Owners Need Brexit Plan for Their Aircraft

 - September 3, 2019, 8:16 AM

With a “No Deal” Brexit looming and the UK’s chances of backing out of the European Union (EU) at the end of October being higher than ever, Martin Fiddler Aviation has urged business aircraft owners to ensure they have planned for possible value added tax (VAT) issues relating to aircraft operating into the EU.

“The approval of a suspension of Parliament by British Prime Minister Boris Johnson on August 28 will be seen by many as the final step for the UK to leave the European Union on October 31 without a deal in place for future trade and customs relations,” said the UK/Isle of Man-based business aircraft import specialist. “Without a deal, the UK will leave the EU customs union and will no longer be part of the EU VAT system. Similarly, the EU will no longer be part of the UK’s customs area and VAT system; the result being two separate customs and tax areas.”

Under “possible outcomes,” Martin Fiddler’s analysis—released in summary form to the industry last week—states: “At the time of writing there is no agreement in place to determine what the status of goods (including business aircraft) imported into the EU before October 31, 2019, will be."

This might result in “grandfathering,” where anything imported before Brexit will retain its free circulation status after Brexit; a “Moment of Brexit” approach, whereby an aircraft’s physical location at the moment of Brexit determines whether it is UK or EU imported (this is only applicable to aircraft already in free circulation); or temporary admission, meaning the UK, Isle of Man, and Channel Islands-registered aircraft which were previously unable to use temporary admission are now able to use this option when operating to points in the EU.

“If the aircraft regularly flies within the territories of the UK and EU (i.e. point to point within each territory), it is highly likely that the aircraft will need to be imported into each area,” according to the company. However, if a grandfathering arrangement is agreed, then dual importation will only become an issue for imports after October 31.

If importation into the EU is required, it is possible to do this without an EU corporate structure “if the aircraft is used predominantly for the business use of its corporate owner.” For example, those with a UK (or Isle of Man) aircraft ownership structures could do this, where they need to go further than a temporary admission.

The company notes that the Isle of Man shares a VAT system with the UK, “allowing VAT relief on the purchase price of an aircraft in certain circumstances if it is bought and used as part of a business.” However, if the UK leaves the EU, the Isle of Man will no longer have the benefit of the UK’s EU membership status with respect to VAT and free circulation.

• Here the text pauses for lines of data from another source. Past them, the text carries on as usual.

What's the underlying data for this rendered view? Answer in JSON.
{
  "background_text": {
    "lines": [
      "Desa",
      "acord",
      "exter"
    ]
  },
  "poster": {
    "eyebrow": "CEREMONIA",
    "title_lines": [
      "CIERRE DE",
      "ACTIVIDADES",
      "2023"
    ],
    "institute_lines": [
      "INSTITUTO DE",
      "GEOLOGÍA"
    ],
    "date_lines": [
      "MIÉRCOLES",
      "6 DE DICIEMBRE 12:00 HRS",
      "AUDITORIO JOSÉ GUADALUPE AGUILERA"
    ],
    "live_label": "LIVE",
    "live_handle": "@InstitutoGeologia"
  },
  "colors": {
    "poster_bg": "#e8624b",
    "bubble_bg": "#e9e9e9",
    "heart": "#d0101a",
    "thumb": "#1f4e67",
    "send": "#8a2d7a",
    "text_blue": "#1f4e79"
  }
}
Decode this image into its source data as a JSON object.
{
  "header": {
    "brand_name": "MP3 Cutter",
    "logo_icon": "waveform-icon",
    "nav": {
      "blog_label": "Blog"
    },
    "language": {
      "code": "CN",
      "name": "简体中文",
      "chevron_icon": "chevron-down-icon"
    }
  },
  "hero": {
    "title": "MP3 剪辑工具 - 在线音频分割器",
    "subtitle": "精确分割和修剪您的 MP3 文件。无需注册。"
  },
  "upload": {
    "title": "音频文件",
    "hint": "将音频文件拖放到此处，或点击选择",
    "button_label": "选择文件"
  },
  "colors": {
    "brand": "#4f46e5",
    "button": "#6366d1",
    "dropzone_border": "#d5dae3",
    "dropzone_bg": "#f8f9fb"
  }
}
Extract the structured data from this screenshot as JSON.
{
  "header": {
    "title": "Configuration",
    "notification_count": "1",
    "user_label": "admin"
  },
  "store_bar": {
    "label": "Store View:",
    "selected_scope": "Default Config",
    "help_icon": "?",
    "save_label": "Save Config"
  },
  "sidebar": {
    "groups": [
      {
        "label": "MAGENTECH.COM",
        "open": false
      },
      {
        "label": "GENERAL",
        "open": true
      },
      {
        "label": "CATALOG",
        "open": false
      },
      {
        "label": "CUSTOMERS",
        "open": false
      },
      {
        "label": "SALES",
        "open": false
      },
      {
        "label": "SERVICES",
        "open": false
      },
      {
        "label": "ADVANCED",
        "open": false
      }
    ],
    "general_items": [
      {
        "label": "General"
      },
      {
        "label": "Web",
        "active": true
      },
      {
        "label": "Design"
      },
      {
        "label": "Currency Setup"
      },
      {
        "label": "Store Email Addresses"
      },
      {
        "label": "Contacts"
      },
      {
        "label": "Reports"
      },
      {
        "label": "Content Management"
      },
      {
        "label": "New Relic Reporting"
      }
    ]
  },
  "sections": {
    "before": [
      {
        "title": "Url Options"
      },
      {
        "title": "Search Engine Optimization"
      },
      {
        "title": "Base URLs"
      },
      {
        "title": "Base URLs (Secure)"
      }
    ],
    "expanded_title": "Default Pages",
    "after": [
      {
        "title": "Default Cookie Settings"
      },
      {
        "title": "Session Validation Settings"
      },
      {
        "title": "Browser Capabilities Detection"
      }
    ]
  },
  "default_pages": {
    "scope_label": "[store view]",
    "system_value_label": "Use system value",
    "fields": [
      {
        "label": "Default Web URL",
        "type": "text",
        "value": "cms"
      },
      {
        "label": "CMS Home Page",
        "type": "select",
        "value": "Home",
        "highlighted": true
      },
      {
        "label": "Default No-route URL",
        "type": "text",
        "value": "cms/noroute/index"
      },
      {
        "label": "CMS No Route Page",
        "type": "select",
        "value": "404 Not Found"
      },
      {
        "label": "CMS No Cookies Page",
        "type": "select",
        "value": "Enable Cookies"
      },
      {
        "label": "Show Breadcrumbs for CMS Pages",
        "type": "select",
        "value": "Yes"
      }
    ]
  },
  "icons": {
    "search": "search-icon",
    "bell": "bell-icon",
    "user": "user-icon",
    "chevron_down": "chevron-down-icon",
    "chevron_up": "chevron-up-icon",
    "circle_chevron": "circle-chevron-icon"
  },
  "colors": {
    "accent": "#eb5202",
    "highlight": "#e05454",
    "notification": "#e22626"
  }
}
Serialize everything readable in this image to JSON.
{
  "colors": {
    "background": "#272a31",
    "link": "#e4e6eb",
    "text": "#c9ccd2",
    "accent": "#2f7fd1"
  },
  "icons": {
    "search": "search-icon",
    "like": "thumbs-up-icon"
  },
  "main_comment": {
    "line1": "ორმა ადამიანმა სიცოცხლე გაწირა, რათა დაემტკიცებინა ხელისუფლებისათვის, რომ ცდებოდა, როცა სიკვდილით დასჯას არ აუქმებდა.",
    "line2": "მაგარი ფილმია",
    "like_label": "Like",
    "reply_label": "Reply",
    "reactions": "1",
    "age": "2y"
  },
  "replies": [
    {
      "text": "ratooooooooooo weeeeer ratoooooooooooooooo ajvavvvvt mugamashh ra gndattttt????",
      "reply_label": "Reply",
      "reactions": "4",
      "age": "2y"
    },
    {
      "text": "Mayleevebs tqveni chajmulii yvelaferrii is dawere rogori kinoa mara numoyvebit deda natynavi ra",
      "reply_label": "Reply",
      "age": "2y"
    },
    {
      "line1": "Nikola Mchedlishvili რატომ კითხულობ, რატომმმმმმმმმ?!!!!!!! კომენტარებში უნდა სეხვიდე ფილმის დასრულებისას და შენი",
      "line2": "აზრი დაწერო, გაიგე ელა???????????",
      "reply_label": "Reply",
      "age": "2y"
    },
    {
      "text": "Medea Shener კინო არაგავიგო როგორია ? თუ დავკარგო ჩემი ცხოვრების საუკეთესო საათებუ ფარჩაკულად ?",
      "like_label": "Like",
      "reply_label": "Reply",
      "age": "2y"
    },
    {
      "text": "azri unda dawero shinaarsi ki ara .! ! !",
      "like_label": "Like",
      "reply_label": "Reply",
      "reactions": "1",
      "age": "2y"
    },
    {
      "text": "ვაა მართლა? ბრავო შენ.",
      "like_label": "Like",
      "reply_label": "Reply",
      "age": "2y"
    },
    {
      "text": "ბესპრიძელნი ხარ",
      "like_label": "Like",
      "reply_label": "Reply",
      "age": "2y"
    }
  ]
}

To the question, “This all seems very expensive, do I have to do this?” Martin Fiddler responds: “Unfortunately, a no-deal Brexit situation will impact aircraft owners, and the financial consequences of not resolving the aircraft’s free circulation status could result in aircraft being grounded while the situation is assessed; payment of VAT on the value of the aircraft (ranging from 17 to 27 percent) being required before an aircraft can travel further; or a penalty fine of up to 100 percent of VAT due if an aircraft enters the EU without an import declaration.

“While the process of re-examining the import status of your aircraft is frustrating, it is better (and more cost-efficient) than being found wanting by customs officers.”